Items from a dataset:
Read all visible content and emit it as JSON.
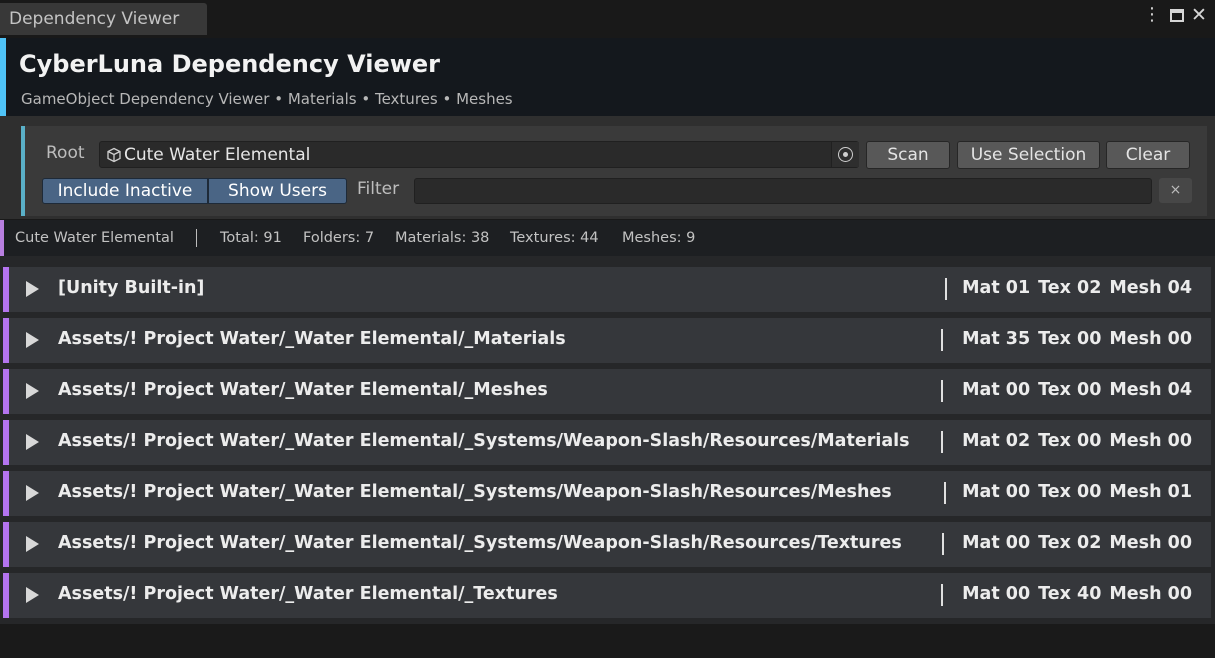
{
  "window": {
    "tab_title": "Dependency Viewer"
  },
  "header": {
    "title": "CyberLuna Dependency Viewer",
    "subtitle": "GameObject Dependency Viewer • Materials • Textures • Meshes",
    "accent_color": "#4fc3f7"
  },
  "controls": {
    "root_label": "Root",
    "root_value": "Cute Water Elemental",
    "scan_label": "Scan",
    "use_selection_label": "Use Selection",
    "clear_label": "Clear",
    "include_inactive_label": "Include Inactive",
    "show_users_label": "Show Users",
    "filter_label": "Filter",
    "filter_value": "",
    "filter_clear_glyph": "×",
    "toggle_color": "#4a6585"
  },
  "summary": {
    "root_name": "Cute Water Elemental",
    "total": "Total: 91",
    "folders": "Folders: 7",
    "materials": "Materials: 38",
    "textures": "Textures: 44",
    "meshes": "Meshes: 9"
  },
  "folders": [
    {
      "path": "[Unity Built-in]",
      "mat": "Mat 01",
      "tex": "Tex 02",
      "mesh": "Mesh 04"
    },
    {
      "path": "Assets/! Project Water/_Water Elemental/_Materials",
      "mat": "Mat 35",
      "tex": "Tex 00",
      "mesh": "Mesh 00"
    },
    {
      "path": "Assets/! Project Water/_Water Elemental/_Meshes",
      "mat": "Mat 00",
      "tex": "Tex 00",
      "mesh": "Mesh 04"
    },
    {
      "path": "Assets/! Project Water/_Water Elemental/_Systems/Weapon-Slash/Resources/Materials",
      "mat": "Mat 02",
      "tex": "Tex 00",
      "mesh": "Mesh 00"
    },
    {
      "path": "Assets/! Project Water/_Water Elemental/_Systems/Weapon-Slash/Resources/Meshes",
      "mat": "Mat 00",
      "tex": "Tex 00",
      "mesh": "Mesh 01"
    },
    {
      "path": "Assets/! Project Water/_Water Elemental/_Systems/Weapon-Slash/Resources/Textures",
      "mat": "Mat 00",
      "tex": "Tex 02",
      "mesh": "Mesh 00"
    },
    {
      "path": "Assets/! Project Water/_Water Elemental/_Textures",
      "mat": "Mat 00",
      "tex": "Tex 40",
      "mesh": "Mesh 00"
    }
  ],
  "colors": {
    "folder_accent": "#b474f0",
    "summary_accent": "#b87fe0"
  }
}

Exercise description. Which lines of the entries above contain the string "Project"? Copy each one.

Reply to the task.
      "path": "Assets/! Project Water/_Water Elemental/_Materials",
      "path": "Assets/! Project Water/_Water Elemental/_Meshes",
      "path": "Assets/! Project Water/_Water Elemental/_Systems/Weapon-Slash/Resources/Materials",
      "path": "Assets/! Project Water/_Water Elemental/_Systems/Weapon-Slash/Resources/Meshes",
      "path": "Assets/! Project Water/_Water Elemental/_Systems/Weapon-Slash/Resources/Textures",
      "path": "Assets/! Project Water/_Water Elemental/_Textures",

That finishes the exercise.